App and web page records
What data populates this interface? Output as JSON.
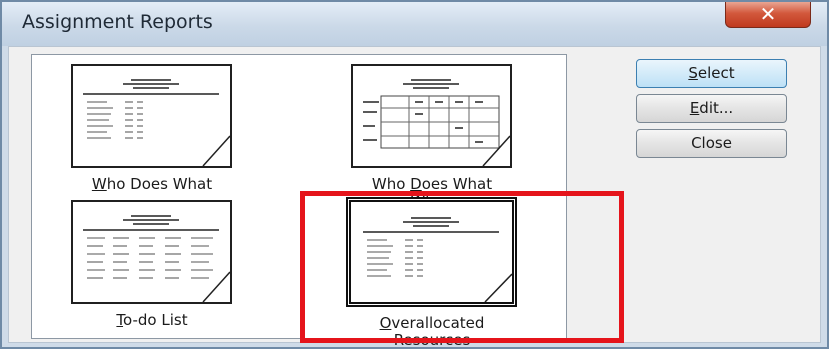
{
  "window": {
    "title": "Assignment Reports",
    "close_glyph": "✕",
    "highlight_color": "#e5141b"
  },
  "reports": [
    {
      "label": "Who Does What",
      "mnemonic": "W",
      "rest": "ho Does What",
      "icon": "simple-report-icon"
    },
    {
      "label_pre": "Who ",
      "mnemonic": "D",
      "label_post": "oes What",
      "label_line2": "When",
      "icon": "grid-report-icon"
    },
    {
      "mnemonic": "T",
      "rest": "o-do List",
      "icon": "table-report-icon"
    },
    {
      "mnemonic": "O",
      "rest": "verallocated",
      "label_line2": "Resources",
      "icon": "simple-report-icon",
      "selected": true
    }
  ],
  "buttons": {
    "select": {
      "mnemonic": "S",
      "rest": "elect"
    },
    "edit": {
      "mnemonic": "E",
      "rest": "dit..."
    },
    "close": {
      "label": "Close"
    }
  }
}
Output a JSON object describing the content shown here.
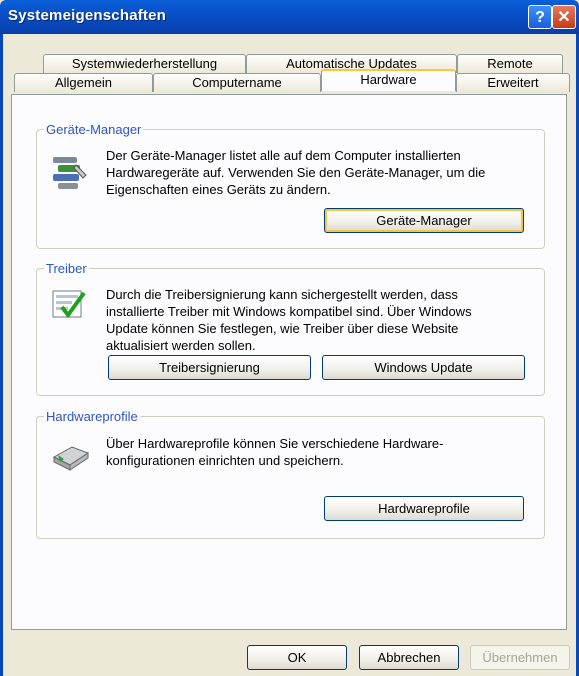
{
  "window": {
    "title": "Systemeigenschaften",
    "help_glyph": "?",
    "close_glyph": "✕"
  },
  "tabs_row1": [
    "Systemwiederherstellung",
    "Automatische Updates",
    "Remote"
  ],
  "tabs_row2": [
    "Allgemein",
    "Computername",
    "Hardware",
    "Erweitert"
  ],
  "geraete": {
    "legend": "Geräte-Manager",
    "line1": "Der Geräte-Manager listet alle auf dem Computer installierten",
    "line2": "Hardwaregeräte auf. Verwenden Sie den Geräte-Manager, um die",
    "line3": "Eigenschaften eines Geräts zu ändern.",
    "button": "Geräte-Manager"
  },
  "treiber": {
    "legend": "Treiber",
    "line1": "Durch die Treibersignierung kann sichergestellt werden, dass",
    "line2": "installierte Treiber mit Windows kompatibel sind. Über Windows",
    "line3": "Update können Sie festlegen, wie Treiber über diese Website",
    "line4": "aktualisiert werden sollen.",
    "button_sign": "Treibersignierung",
    "button_update": "Windows Update"
  },
  "profile": {
    "legend": "Hardwareprofile",
    "line1": "Über Hardwareprofile können Sie verschiedene Hardware-",
    "line2": "konfigurationen einrichten und speichern.",
    "button": "Hardwareprofile"
  },
  "footer": {
    "ok": "OK",
    "cancel": "Abbrechen",
    "apply": "Übernehmen"
  }
}
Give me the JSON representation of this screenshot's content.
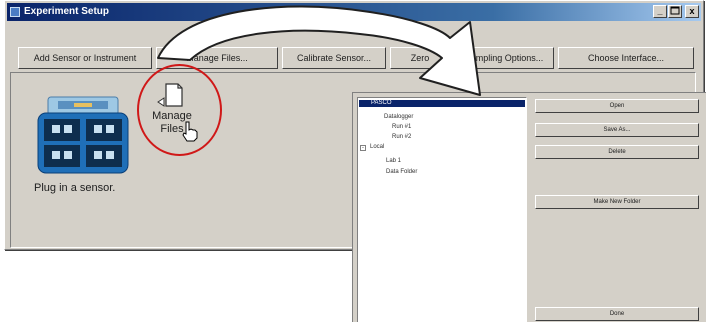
{
  "window": {
    "title": "Experiment Setup",
    "controls": {
      "minimize": "_",
      "maximize": "",
      "close": "x"
    }
  },
  "toolbar": {
    "buttons": [
      {
        "label": "Add Sensor or Instrument"
      },
      {
        "label": "Manage Files..."
      },
      {
        "label": "Calibrate Sensor..."
      },
      {
        "label": "Zero"
      },
      {
        "label": "Sampling Options..."
      },
      {
        "label": "Choose Interface..."
      }
    ]
  },
  "main": {
    "status": "Plug in a sensor.",
    "manage_files": {
      "label_line1": "Manage",
      "label_line2": "Files"
    }
  },
  "dialog": {
    "tree": [
      {
        "label": "PASCO",
        "selected": true,
        "expander": "-"
      },
      {
        "label": "Datalogger",
        "selected": false
      },
      {
        "label": "Run #1",
        "selected": false
      },
      {
        "label": "Run #2",
        "selected": false
      },
      {
        "label": "Local",
        "selected": false,
        "expander": "-"
      },
      {
        "label": "Lab 1",
        "selected": false
      },
      {
        "label": "Data Folder",
        "selected": false
      }
    ],
    "buttons": [
      {
        "label": "Open"
      },
      {
        "label": "Save As..."
      },
      {
        "label": "Delete"
      },
      {
        "label": "Make New Folder"
      },
      {
        "label": "Done"
      }
    ]
  }
}
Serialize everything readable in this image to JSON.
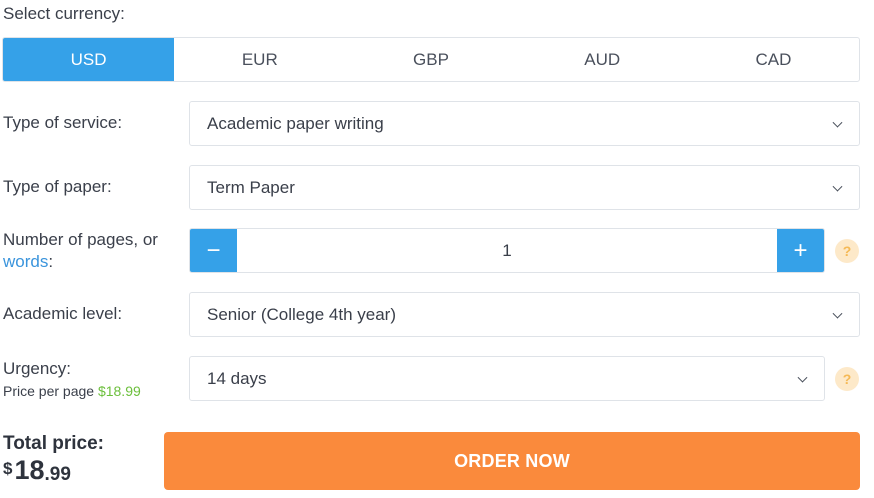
{
  "currency": {
    "label": "Select currency:",
    "options": [
      "USD",
      "EUR",
      "GBP",
      "AUD",
      "CAD"
    ],
    "selected": "USD"
  },
  "service": {
    "label": "Type of service:",
    "value": "Academic paper writing"
  },
  "paper": {
    "label": "Type of paper:",
    "value": "Term Paper"
  },
  "pages": {
    "label": "Number of pages, or",
    "link": "words",
    "colon": ":",
    "value": "1",
    "minus": "−",
    "plus": "+",
    "help": "?"
  },
  "level": {
    "label": "Academic level:",
    "value": "Senior (College 4th year)"
  },
  "urgency": {
    "label": "Urgency:",
    "price_per_page_label": "Price per page",
    "price_per_page": "$18.99",
    "value": "14 days",
    "help": "?"
  },
  "total": {
    "label": "Total price:",
    "currency_symbol": "$",
    "integer": "18",
    "decimal": ".99"
  },
  "order_button": "ORDER NOW",
  "colors": {
    "accent_blue": "#35a1e8",
    "order_orange": "#fa8a3c",
    "price_green": "#6cbf3c",
    "help_bg": "#fde9c9"
  }
}
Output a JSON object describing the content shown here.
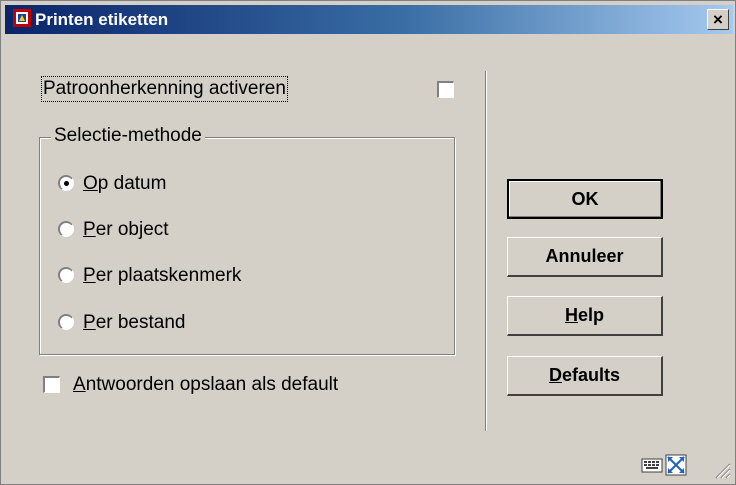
{
  "window": {
    "title": "Printen etiketten",
    "close_label": "×"
  },
  "pattern": {
    "label": "Patroonherkenning activeren",
    "checked": false
  },
  "selection": {
    "legend": "Selectie-methode",
    "options": [
      {
        "first": "O",
        "rest": "p datum",
        "selected": true
      },
      {
        "first": "P",
        "rest": "er object",
        "selected": false
      },
      {
        "first": "P",
        "rest": "er plaatskenmerk",
        "selected": false
      },
      {
        "first": "P",
        "rest": "er bestand",
        "selected": false
      }
    ]
  },
  "save_defaults": {
    "first": "A",
    "rest": "ntwoorden opslaan als default",
    "checked": false
  },
  "buttons": {
    "ok": "OK",
    "cancel": "Annuleer",
    "help_first": "H",
    "help_rest": "elp",
    "defaults_first": "D",
    "defaults_rest": "efaults"
  },
  "icons": {
    "title_icon": "app-icon",
    "bottom": [
      "keyboard-icon",
      "resize-icon",
      "size-grip-icon"
    ]
  },
  "colors": {
    "title_start": "#0a246a",
    "title_end": "#a6caf0",
    "face": "#d4d0c8"
  }
}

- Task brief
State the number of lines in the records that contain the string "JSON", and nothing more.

- Written reply
5